Painting is the simplest way to add dimension and texture
to your old tired looking walls and revive them with new
character. There are lots of interesting ways to add color
to your walls and glazing is a popular technique often
used by professional decorators.
The natural beauty of any color is greatly enhanced when
you use glazes to build more layers on your wall. The more
layers there are to reflect your light the more intensely
the color will develop.
Always wear disposable gloves when working with glazes and
be aware of your rooms ventilation.
After your walls have been base coated, apply your glaze
working left to right in a two or three foot wide vertical
area. Starting at the top of the wall and working downward
in this way will help the glaze to blend with your new
coat while it is still wet. Using a partner can be
especially handy. One person rolls on the glaze while the
other person follows up with the finished ragging or
Ragging is a painting technique that can be done in a
variety of different ways. Linen or cotton rags make good
rags but knit fabrics can provide an unusual look as well.
Experiment with different rag fabrics, wadded plastic
sacks turned inside out or even cheesecloth until you find
the ragging pattern right for you.
You will be using rags to apply diluted paint and glaze to
a wall or to texture glaze that is being newly placed on a
wall. The harder you press your rag on the surface of new
glaze the more glaze it will remove. Be sure and work in a
random pattern and change the hold on your rag often to
avoid a pronounced repetition in your method.
This technique produces a soft finish and is obtained
using a very thin glaze. Color Washing is effective with
both water and oil based paints and are a great way to
cover up blemishes in your walls. You will want to choose
colors that are very similar in tone. You are trying to
build up many translucent layers to create depth and
interest. First apply the glaze with a roller and lightly
brush the walls with a wide soft bristle brush stroke. Try
not to leave any brush hair lines. The glaze may dry
quickly and make blending difficult, in that case use a
acrylic paint retarded to slow down the drying time and
give you time to work.
Using a large household sponge or a sea sponge you can
sponge like a professional painter in a short amount of
time. If the household sponge is to precise in the sponged
look, use scissors to cut out pieces of the sponge to
round off the corners and create a imperfect look. You can
use a up and down bouncing method to apply your glaze or
diluted paint to a wall or wipe the edge of the sponge
across the surface in short random brush strokes. If
applying glaze, start with a moistened sponge and wring it
out as the paint builds up.
Dragging a comb through your wall glaze can create an
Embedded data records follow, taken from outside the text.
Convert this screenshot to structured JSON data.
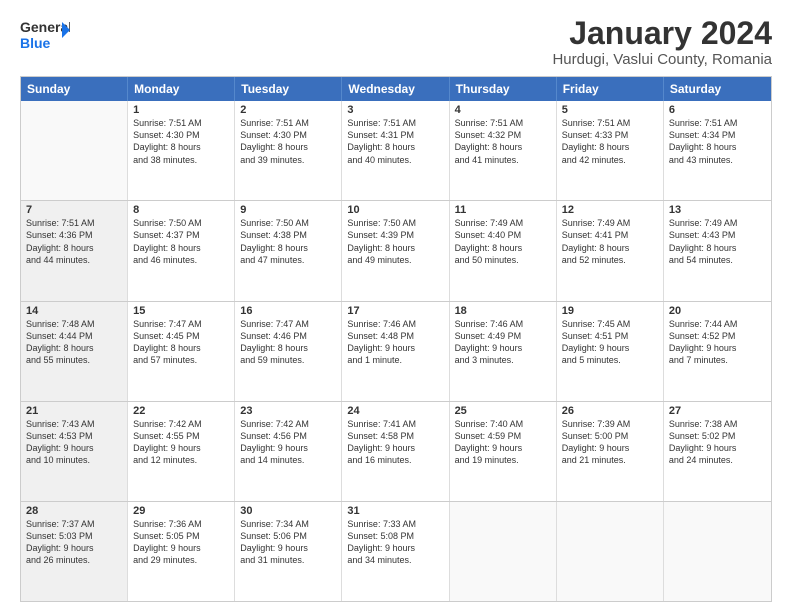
{
  "header": {
    "logo_general": "General",
    "logo_blue": "Blue",
    "title": "January 2024",
    "subtitle": "Hurdugi, Vaslui County, Romania"
  },
  "calendar": {
    "days": [
      "Sunday",
      "Monday",
      "Tuesday",
      "Wednesday",
      "Thursday",
      "Friday",
      "Saturday"
    ],
    "rows": [
      [
        {
          "num": "",
          "lines": [],
          "empty": true
        },
        {
          "num": "1",
          "lines": [
            "Sunrise: 7:51 AM",
            "Sunset: 4:30 PM",
            "Daylight: 8 hours",
            "and 38 minutes."
          ]
        },
        {
          "num": "2",
          "lines": [
            "Sunrise: 7:51 AM",
            "Sunset: 4:30 PM",
            "Daylight: 8 hours",
            "and 39 minutes."
          ]
        },
        {
          "num": "3",
          "lines": [
            "Sunrise: 7:51 AM",
            "Sunset: 4:31 PM",
            "Daylight: 8 hours",
            "and 40 minutes."
          ]
        },
        {
          "num": "4",
          "lines": [
            "Sunrise: 7:51 AM",
            "Sunset: 4:32 PM",
            "Daylight: 8 hours",
            "and 41 minutes."
          ]
        },
        {
          "num": "5",
          "lines": [
            "Sunrise: 7:51 AM",
            "Sunset: 4:33 PM",
            "Daylight: 8 hours",
            "and 42 minutes."
          ]
        },
        {
          "num": "6",
          "lines": [
            "Sunrise: 7:51 AM",
            "Sunset: 4:34 PM",
            "Daylight: 8 hours",
            "and 43 minutes."
          ]
        }
      ],
      [
        {
          "num": "7",
          "lines": [
            "Sunrise: 7:51 AM",
            "Sunset: 4:36 PM",
            "Daylight: 8 hours",
            "and 44 minutes."
          ],
          "shaded": true
        },
        {
          "num": "8",
          "lines": [
            "Sunrise: 7:50 AM",
            "Sunset: 4:37 PM",
            "Daylight: 8 hours",
            "and 46 minutes."
          ]
        },
        {
          "num": "9",
          "lines": [
            "Sunrise: 7:50 AM",
            "Sunset: 4:38 PM",
            "Daylight: 8 hours",
            "and 47 minutes."
          ]
        },
        {
          "num": "10",
          "lines": [
            "Sunrise: 7:50 AM",
            "Sunset: 4:39 PM",
            "Daylight: 8 hours",
            "and 49 minutes."
          ]
        },
        {
          "num": "11",
          "lines": [
            "Sunrise: 7:49 AM",
            "Sunset: 4:40 PM",
            "Daylight: 8 hours",
            "and 50 minutes."
          ]
        },
        {
          "num": "12",
          "lines": [
            "Sunrise: 7:49 AM",
            "Sunset: 4:41 PM",
            "Daylight: 8 hours",
            "and 52 minutes."
          ]
        },
        {
          "num": "13",
          "lines": [
            "Sunrise: 7:49 AM",
            "Sunset: 4:43 PM",
            "Daylight: 8 hours",
            "and 54 minutes."
          ]
        }
      ],
      [
        {
          "num": "14",
          "lines": [
            "Sunrise: 7:48 AM",
            "Sunset: 4:44 PM",
            "Daylight: 8 hours",
            "and 55 minutes."
          ],
          "shaded": true
        },
        {
          "num": "15",
          "lines": [
            "Sunrise: 7:47 AM",
            "Sunset: 4:45 PM",
            "Daylight: 8 hours",
            "and 57 minutes."
          ]
        },
        {
          "num": "16",
          "lines": [
            "Sunrise: 7:47 AM",
            "Sunset: 4:46 PM",
            "Daylight: 8 hours",
            "and 59 minutes."
          ]
        },
        {
          "num": "17",
          "lines": [
            "Sunrise: 7:46 AM",
            "Sunset: 4:48 PM",
            "Daylight: 9 hours",
            "and 1 minute."
          ]
        },
        {
          "num": "18",
          "lines": [
            "Sunrise: 7:46 AM",
            "Sunset: 4:49 PM",
            "Daylight: 9 hours",
            "and 3 minutes."
          ]
        },
        {
          "num": "19",
          "lines": [
            "Sunrise: 7:45 AM",
            "Sunset: 4:51 PM",
            "Daylight: 9 hours",
            "and 5 minutes."
          ]
        },
        {
          "num": "20",
          "lines": [
            "Sunrise: 7:44 AM",
            "Sunset: 4:52 PM",
            "Daylight: 9 hours",
            "and 7 minutes."
          ]
        }
      ],
      [
        {
          "num": "21",
          "lines": [
            "Sunrise: 7:43 AM",
            "Sunset: 4:53 PM",
            "Daylight: 9 hours",
            "and 10 minutes."
          ],
          "shaded": true
        },
        {
          "num": "22",
          "lines": [
            "Sunrise: 7:42 AM",
            "Sunset: 4:55 PM",
            "Daylight: 9 hours",
            "and 12 minutes."
          ]
        },
        {
          "num": "23",
          "lines": [
            "Sunrise: 7:42 AM",
            "Sunset: 4:56 PM",
            "Daylight: 9 hours",
            "and 14 minutes."
          ]
        },
        {
          "num": "24",
          "lines": [
            "Sunrise: 7:41 AM",
            "Sunset: 4:58 PM",
            "Daylight: 9 hours",
            "and 16 minutes."
          ]
        },
        {
          "num": "25",
          "lines": [
            "Sunrise: 7:40 AM",
            "Sunset: 4:59 PM",
            "Daylight: 9 hours",
            "and 19 minutes."
          ]
        },
        {
          "num": "26",
          "lines": [
            "Sunrise: 7:39 AM",
            "Sunset: 5:00 PM",
            "Daylight: 9 hours",
            "and 21 minutes."
          ]
        },
        {
          "num": "27",
          "lines": [
            "Sunrise: 7:38 AM",
            "Sunset: 5:02 PM",
            "Daylight: 9 hours",
            "and 24 minutes."
          ]
        }
      ],
      [
        {
          "num": "28",
          "lines": [
            "Sunrise: 7:37 AM",
            "Sunset: 5:03 PM",
            "Daylight: 9 hours",
            "and 26 minutes."
          ],
          "shaded": true
        },
        {
          "num": "29",
          "lines": [
            "Sunrise: 7:36 AM",
            "Sunset: 5:05 PM",
            "Daylight: 9 hours",
            "and 29 minutes."
          ]
        },
        {
          "num": "30",
          "lines": [
            "Sunrise: 7:34 AM",
            "Sunset: 5:06 PM",
            "Daylight: 9 hours",
            "and 31 minutes."
          ]
        },
        {
          "num": "31",
          "lines": [
            "Sunrise: 7:33 AM",
            "Sunset: 5:08 PM",
            "Daylight: 9 hours",
            "and 34 minutes."
          ]
        },
        {
          "num": "",
          "lines": [],
          "empty": true
        },
        {
          "num": "",
          "lines": [],
          "empty": true
        },
        {
          "num": "",
          "lines": [],
          "empty": true
        }
      ]
    ]
  }
}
interesting patina. You can pull the teeth of the comb
through in a wavy pattern or in a straight line to
simulate wood grains or basket weaving. Combing techniques
require a steady hand that can continuously produce a